x Abu Dhabi, UAETuesday 25 July 2017

Why I'd do anything for my grandma

When I found out that my grandma was coming to Dubai, eager to see as many sights as possible, I reconsidered my relationship with the Big Bus.

Last weekend, I found myself doing something that I'd previously sworn, really quite vehemently, that I'd never do. In fact, in the past I'd not just declined to partake in the experience myself, but also actively warned others against doing so. Even when I was new to the region and some kind soul had suggested that a day spent touring Dubai on a Big Bus might be a good way for me to get my bearings, I'd declined their kind offer of a reduced-price ticket on the grounds that it was simply not for me.

Why I was so against hopping on board one of the many brown open-top buses that navigate the city's most popular tourist spots I'm not quite sure, but I think it was the thought of grinding to a halt on Sheikh Zayed Road, getting stuck in rush-hour traffic and being left to bake on the roof that really put me off. Of course, as time went by and I became as familiar as I ever really need to be with the sight of Atlantis, the inside of Dubai Mall and the spice souq, the likelihood of this happening became less and less.

However, when I found out that my grandma had booked a ticket to fly out to Dubai – with my mother acting as her chaperone - and that she was eager as anything to see as many of the sights as possible, without having to walk too far, I quickly realised it was time to reconsider my relationship with the Big Bus.

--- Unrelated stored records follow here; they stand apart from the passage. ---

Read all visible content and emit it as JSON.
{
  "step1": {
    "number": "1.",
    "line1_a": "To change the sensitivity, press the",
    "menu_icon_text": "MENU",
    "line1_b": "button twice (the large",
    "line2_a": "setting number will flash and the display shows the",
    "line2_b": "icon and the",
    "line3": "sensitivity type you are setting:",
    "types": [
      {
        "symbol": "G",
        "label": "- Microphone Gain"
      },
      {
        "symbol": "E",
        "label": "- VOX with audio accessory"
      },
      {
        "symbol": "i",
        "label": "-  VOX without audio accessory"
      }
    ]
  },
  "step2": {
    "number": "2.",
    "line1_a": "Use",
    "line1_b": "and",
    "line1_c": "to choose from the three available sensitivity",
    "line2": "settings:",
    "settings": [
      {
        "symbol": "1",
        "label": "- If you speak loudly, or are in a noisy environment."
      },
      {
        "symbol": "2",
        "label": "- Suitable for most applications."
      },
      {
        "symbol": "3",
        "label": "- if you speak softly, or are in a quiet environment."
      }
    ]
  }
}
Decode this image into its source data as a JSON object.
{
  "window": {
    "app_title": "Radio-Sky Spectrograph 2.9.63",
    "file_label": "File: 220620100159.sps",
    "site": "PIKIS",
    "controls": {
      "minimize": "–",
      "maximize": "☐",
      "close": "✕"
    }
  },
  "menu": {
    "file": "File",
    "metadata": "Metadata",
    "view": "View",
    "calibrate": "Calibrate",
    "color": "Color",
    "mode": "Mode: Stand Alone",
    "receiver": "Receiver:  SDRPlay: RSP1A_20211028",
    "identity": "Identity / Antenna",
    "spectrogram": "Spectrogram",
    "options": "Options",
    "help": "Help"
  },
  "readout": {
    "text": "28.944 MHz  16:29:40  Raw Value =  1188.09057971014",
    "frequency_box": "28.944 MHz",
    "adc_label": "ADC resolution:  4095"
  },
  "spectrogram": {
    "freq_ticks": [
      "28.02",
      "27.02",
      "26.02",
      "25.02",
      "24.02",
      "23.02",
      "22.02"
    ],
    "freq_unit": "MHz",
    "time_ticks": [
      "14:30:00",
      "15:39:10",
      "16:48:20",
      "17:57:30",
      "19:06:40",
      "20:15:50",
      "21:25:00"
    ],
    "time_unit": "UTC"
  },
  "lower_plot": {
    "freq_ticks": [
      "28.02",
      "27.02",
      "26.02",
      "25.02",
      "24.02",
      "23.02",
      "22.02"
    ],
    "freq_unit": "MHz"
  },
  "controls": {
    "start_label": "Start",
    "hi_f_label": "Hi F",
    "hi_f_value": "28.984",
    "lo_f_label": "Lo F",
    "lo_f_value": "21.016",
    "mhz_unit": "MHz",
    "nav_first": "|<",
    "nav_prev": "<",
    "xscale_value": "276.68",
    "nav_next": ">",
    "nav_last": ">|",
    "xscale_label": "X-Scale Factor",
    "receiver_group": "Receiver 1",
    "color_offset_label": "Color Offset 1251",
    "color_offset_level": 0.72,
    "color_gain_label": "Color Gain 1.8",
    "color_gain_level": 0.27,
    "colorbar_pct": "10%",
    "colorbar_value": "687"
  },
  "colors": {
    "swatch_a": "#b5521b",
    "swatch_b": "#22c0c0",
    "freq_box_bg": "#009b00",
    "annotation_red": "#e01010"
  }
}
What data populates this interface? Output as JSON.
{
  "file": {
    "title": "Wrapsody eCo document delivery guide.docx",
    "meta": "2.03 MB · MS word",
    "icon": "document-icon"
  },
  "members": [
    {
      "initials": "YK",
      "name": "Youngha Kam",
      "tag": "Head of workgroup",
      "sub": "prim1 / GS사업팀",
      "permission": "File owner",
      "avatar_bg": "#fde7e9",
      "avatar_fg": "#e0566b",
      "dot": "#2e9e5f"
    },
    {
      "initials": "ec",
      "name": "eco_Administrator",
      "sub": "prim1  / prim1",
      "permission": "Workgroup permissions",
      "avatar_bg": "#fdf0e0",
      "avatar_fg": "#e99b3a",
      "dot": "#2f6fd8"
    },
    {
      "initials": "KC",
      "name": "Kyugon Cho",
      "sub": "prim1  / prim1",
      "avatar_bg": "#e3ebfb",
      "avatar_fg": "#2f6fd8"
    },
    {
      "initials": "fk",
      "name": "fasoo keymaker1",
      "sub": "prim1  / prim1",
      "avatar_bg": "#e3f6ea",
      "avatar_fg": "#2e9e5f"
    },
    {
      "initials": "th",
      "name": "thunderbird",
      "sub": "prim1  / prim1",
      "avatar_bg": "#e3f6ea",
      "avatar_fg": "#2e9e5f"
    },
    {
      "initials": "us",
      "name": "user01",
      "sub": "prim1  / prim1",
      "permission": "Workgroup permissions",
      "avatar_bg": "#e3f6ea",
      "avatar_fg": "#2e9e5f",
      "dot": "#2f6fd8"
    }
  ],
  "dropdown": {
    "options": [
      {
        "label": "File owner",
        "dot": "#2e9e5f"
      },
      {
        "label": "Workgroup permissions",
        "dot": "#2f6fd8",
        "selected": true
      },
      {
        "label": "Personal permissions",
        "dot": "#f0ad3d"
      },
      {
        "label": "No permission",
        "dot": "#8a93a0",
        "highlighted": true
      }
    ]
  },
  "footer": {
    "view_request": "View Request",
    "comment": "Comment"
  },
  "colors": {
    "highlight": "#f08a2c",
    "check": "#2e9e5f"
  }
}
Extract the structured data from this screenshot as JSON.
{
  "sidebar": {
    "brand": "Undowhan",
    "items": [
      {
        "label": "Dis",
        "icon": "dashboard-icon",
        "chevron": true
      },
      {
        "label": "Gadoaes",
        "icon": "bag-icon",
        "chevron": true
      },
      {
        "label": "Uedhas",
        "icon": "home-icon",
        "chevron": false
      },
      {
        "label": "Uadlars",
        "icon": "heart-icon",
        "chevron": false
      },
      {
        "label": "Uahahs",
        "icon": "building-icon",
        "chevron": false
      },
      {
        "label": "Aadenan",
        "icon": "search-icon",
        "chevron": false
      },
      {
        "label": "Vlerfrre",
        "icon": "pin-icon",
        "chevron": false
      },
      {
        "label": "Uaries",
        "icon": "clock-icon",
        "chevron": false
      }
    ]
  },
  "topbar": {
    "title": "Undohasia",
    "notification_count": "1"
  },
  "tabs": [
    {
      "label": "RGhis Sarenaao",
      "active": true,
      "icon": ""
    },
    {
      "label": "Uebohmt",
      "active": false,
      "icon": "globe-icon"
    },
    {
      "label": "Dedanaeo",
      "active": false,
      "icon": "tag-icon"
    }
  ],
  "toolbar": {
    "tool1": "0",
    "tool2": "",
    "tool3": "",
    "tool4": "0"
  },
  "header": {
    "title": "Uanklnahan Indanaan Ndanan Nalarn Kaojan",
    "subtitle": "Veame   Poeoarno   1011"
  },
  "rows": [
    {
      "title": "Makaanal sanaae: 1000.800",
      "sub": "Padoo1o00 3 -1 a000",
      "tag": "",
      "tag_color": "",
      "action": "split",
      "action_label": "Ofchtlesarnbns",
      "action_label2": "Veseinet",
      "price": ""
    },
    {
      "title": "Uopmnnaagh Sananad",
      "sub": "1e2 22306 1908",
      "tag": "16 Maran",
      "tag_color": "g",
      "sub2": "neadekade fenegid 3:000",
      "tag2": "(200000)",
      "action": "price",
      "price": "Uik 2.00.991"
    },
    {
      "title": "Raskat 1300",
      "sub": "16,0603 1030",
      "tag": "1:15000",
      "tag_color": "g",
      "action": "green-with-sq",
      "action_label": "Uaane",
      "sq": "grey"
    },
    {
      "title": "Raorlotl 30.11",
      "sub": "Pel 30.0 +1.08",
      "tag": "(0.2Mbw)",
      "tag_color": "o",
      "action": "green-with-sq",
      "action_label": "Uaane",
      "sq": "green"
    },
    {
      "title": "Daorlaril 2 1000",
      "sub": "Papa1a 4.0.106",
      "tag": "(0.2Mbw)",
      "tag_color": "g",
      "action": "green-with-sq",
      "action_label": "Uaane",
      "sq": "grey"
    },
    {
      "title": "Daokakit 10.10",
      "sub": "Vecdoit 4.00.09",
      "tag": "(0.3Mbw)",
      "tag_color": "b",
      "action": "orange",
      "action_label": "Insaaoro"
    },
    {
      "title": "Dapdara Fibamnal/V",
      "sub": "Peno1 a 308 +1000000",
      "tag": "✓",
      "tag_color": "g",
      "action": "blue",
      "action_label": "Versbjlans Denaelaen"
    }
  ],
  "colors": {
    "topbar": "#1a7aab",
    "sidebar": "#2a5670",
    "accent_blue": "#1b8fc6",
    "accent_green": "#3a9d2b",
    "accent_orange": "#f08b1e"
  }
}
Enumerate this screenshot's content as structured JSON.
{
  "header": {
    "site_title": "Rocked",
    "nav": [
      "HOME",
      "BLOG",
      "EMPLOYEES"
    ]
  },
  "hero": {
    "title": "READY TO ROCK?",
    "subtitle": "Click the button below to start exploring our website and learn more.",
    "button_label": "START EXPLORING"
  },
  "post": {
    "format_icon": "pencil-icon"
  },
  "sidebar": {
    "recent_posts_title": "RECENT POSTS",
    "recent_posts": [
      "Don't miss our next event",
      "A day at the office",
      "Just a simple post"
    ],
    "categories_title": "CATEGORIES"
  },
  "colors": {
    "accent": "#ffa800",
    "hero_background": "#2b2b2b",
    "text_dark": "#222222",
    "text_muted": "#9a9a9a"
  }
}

After all, if there's anyone worth making a sacrifice for - and I realise in the scheme of things, this is a very small one – it is my grandma. This is a woman who (among many other notable acts), when I was very young once built an almost life-size cottage out of cardboard for my sister and me to play in and took us swimming in the North Sea in early spring, when everyone else refused on the grounds that it was far too cold. Years later, when I was a teenager with typically bad skin, she introduced me to, and then kept me readily supplied with, the miracle worker that is Touche éclat and when I was at university, she regularly sent me sponge cakes in the post.

So, really, last Saturday, the very least I could do was to climb on to the Big Bus and endeavour to point out every single landmark I possibly could.

 

eshardlow@thenational.ae